Metropolis Paradise is an impressive debut. Wiening’s compositions are rich and varied.” – Mark Sullivan, All About Jazz

In the ongoing conversation about best debut album of the year, I hope due consideration goes to drummer Mareike Wiening. … Every piece on Metropolis Paradise is a Wiening original, and they cover an appealing range of style — from Brad Mehldau-esque waltzes (For a Good Day) to knotty polyrhythmic workouts (Misconception).” – Nate Chinen, WGBO

“Clearly this recording – a celebrated one by the enormously gifted Mareike Wiening – offers musical riches together with performances by all at hand to rival the very best; and this should delight listeners eager for something both musically substantial and free-swinging as well.”
Raul da Gama, JazzdaGama

Metropolis Paradise merits special attention. … Wiening’s subtle melodies like “2 in 1” and “Viewpoints” are elaborated by shifting unisons, layered harmonies and cycles of call and response.
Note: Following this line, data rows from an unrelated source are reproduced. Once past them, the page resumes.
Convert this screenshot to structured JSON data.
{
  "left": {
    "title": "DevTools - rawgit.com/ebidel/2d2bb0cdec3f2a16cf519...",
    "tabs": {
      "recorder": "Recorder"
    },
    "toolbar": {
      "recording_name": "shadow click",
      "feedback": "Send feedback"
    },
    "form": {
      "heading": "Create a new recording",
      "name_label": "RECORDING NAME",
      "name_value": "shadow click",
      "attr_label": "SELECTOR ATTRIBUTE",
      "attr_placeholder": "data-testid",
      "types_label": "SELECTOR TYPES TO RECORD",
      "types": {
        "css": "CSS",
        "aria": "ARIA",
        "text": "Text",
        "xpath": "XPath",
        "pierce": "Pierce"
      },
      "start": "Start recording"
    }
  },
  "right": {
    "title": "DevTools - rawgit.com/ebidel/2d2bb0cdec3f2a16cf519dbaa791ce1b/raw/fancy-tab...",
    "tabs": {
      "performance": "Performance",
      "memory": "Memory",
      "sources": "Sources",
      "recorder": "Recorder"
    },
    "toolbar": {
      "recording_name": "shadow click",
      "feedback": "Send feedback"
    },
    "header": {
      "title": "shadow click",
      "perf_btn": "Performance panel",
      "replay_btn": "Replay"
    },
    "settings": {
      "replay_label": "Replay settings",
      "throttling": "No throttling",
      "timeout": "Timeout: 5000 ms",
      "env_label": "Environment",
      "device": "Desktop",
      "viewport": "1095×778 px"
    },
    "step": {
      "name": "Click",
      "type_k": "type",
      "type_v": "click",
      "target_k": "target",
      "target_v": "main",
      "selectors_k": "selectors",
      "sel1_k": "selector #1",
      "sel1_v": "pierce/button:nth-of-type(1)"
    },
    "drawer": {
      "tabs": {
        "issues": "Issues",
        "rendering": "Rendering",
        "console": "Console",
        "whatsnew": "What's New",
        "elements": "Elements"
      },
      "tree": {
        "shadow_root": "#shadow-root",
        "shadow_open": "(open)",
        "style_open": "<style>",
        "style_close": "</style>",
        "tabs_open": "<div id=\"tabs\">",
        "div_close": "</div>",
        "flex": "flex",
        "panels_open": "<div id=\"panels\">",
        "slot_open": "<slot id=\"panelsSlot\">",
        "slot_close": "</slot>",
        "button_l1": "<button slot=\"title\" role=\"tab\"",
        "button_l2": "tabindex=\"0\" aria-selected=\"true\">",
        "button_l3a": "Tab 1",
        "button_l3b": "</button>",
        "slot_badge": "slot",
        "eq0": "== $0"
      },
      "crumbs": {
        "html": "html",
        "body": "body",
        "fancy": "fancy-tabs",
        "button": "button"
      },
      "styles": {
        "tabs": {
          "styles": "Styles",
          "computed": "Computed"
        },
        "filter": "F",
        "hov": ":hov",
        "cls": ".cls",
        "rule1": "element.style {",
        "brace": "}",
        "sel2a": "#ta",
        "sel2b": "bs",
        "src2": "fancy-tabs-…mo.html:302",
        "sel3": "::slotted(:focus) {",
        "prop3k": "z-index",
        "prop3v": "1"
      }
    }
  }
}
Her classical background is also apparent in the formal notated piano patterns woven through her charts. It may even be audible in her clean, orderly, understated drumwork.” – Thomas Conrad, New York City Jazz Record

Stylish modern jazz.” – Brooklyn Rail

“Ms. Wiening … plays original music with a planar, modulating harmonic language and a propulsive drift. Her language is part chamber jazz, part big-boned rock percussion, part free improvisation.”Giovanni Russonello, New York Times